Using HasDefaultSchema and ContextKey for Multiple Model Support

Easier Migrations for Multiple Models in a Single Project

Combining Database Initializers and Migrations

Quick Review

Resources

Improved Database Interaction

Introduction

In This Module

Simple Database Logging With the Log Property

Tweaking the Log Functionality

SQLCE Functions for LINQ Queries

Introducing the Async EF6 Methods

Demonstrating the Effect of Asynchronous EF6 Methods

Perception and Performance: Load Testing With Async EF6

Quick Review

Resources

Code-Based DbContext Configurations and Interceptors

Introduction

Why DbConfiguration?

In This Module

Creating and Triggering a DbConfiguration Class

Why Move Config File Settings to Code?

Moving Connection Factory to DbConfiguration

Moving Database Initializers to DbConfiguration

The New NullDatabaseIntializer

Provider Services and DbConfiguration

Tap into the Pipeline With Interceptors

Beyond the Interceptor Basics

What Stops Does the DbCommandInterceptor Make in the Pipeline?

Building an Interceptor for Database Logging

Using Interceptors to Solve Complex Problems

Understanding the Role of Dependency Resolution

Hosting DbConfiguration in External Assemblies

Quick Review

Resources

Sometimes It’s the Little Things

Introduction

In This Module

EF6 and Mocking Frameworks

Writing Tests to Mock Methods Like DbSet.Find

Writing Tests to Mock LINQ Queries

Nested Entities and Complex Types

Fixing the Ambiguous Types Problem

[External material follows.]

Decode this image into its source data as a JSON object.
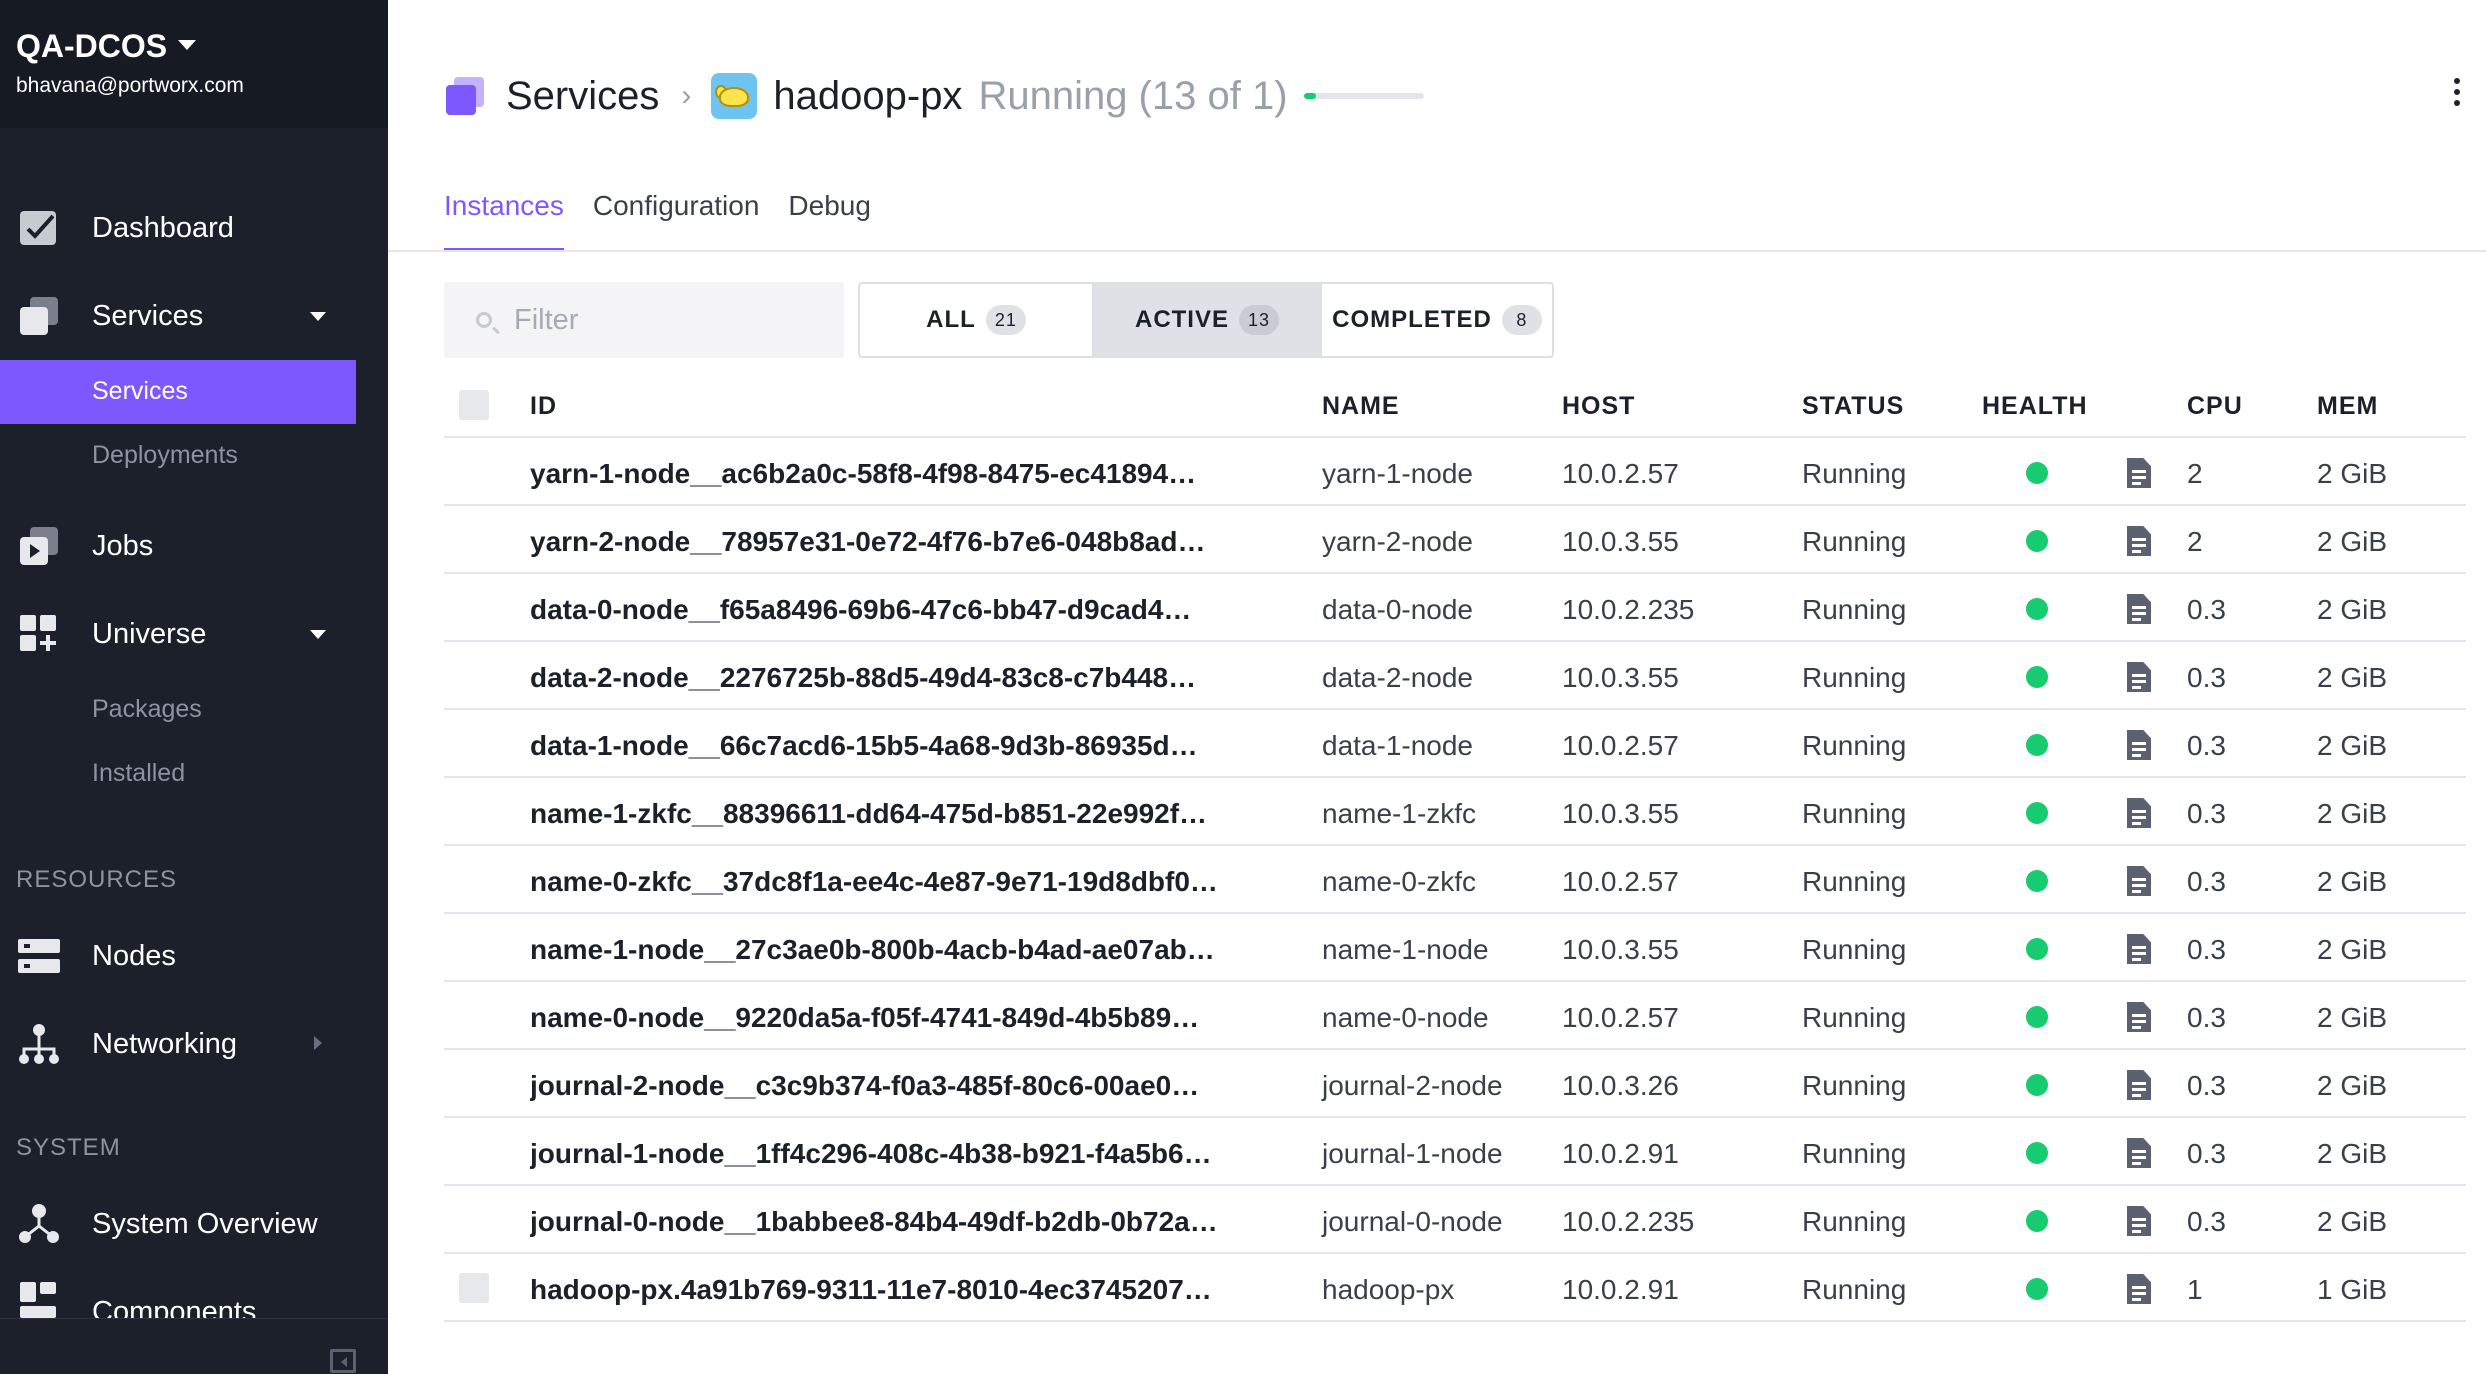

Custom Equals vs. Change Tracker Equals

Smarter LINQ to Entities Queries

Yes, You Can Haz Changes With HasChanges

Quick Review

Resources